Mary Habib, a communications student at the American University in Cairo (AUC) in her junior year, spends a daily average of five hours online, sending e-mails, updating her two blogs and her Facebook account, as well as chatting in virtual rooms. She has already received a number of propositions from men she did not know but refused to act on any of them. “I never trust these men because you don’t know who you are talking to,” said Habib.
According to a recent study conducted by the Egyptian Cabinet’s Information and Decision Support Center, about 40 percent of the country’s internet users admit to having at least one “deceitful” cyber relationship.
Today even cyber sex is not uncommon. Through the Internet, with just a few keyboard clicks, men and women can connect easily, quickly, and anonymously. “In any chatting room on Yahoo in Arabic, you will find men and women discussing sex openly,” said Maha Fayed, a mass communications student at AUC. “The man looks for a woman for one night,” said Fayed, adding that even prices are settled online
The array of cyber rooms that welcome new members “interested in meeting new people for online chat” is a clear indicator of the growing demand for online love. A basic search for “free Egypt chat sites” brings up over 5,000,000 results.
Twenty-two-year-old Mostafa, a single pharmacy student from Assiut said the sole purpose of his chatting online is that a virtual relationship can lead to a real date. “There is a strategy for each woman, there are fixed steps,” he said, wishing to withhold his family name. If the woman online agrees to see him, Mostafa never refuses even though he admits regarding such “easy” women with disrespect.
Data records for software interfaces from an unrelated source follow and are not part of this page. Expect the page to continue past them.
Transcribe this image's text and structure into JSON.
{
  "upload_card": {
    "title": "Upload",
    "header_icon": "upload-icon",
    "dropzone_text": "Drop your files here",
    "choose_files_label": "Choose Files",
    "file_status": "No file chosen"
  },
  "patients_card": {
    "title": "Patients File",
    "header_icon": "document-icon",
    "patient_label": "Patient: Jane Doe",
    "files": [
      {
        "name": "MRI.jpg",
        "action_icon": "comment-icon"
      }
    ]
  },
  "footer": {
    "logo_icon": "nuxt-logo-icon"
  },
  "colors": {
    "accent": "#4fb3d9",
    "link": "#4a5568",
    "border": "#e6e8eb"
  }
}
Yet he likes to brag to his friends about the possible outcome.
Some critics blame the new media as one of the causes for the alarming increase in sexual harassment in Egypt. In 2008, the ECWR found in the first exhaustive study ever to be conducted on sexual harassment in Egypt, that more than 60 percent of the Egyptian women and nearly 100 percent of foreign women who took part in the study, claimed to have experienced some form of sexual harassment in Egypt.
Egyptian sexologist Dr. Heba Qotb works as a marriage counselor and sex therapist is her downtown clinic. While she encourages young married couples to be more sexually active, she also warms them about promiscuity. “You have nowhere else to get your sexuality but from your spouse,” said Qotb in a past interview on CNN.
With Internet World Stats showing Egypt’s internet users jumping from 450,000 in 2000 to more than 12,000,000 last year and the growing number of Egyptians adopting mobile telephones and subscribing to satellite television, sexual promiscuity is even reaching the most remote and more conservative rural areas.
Khaled is a Cairene who owns a farm and agricultural land in the Delta. He says many of the men living in the village have pornographic channels installed on their television receiver. “They are very sexually frustrated which is why they watch these movies. Everything here is forbidden, haram, haram,” said Khaled, who wished to remain partially anonymous.
After viewing the salacious images, some men says Khaled then go home and attempt to reenact what they have just seen, with their wives – something that is not often well received. “These movies are so provocative and these people are so ignorant that of course it has a great deal of effect on them,” Khaled said.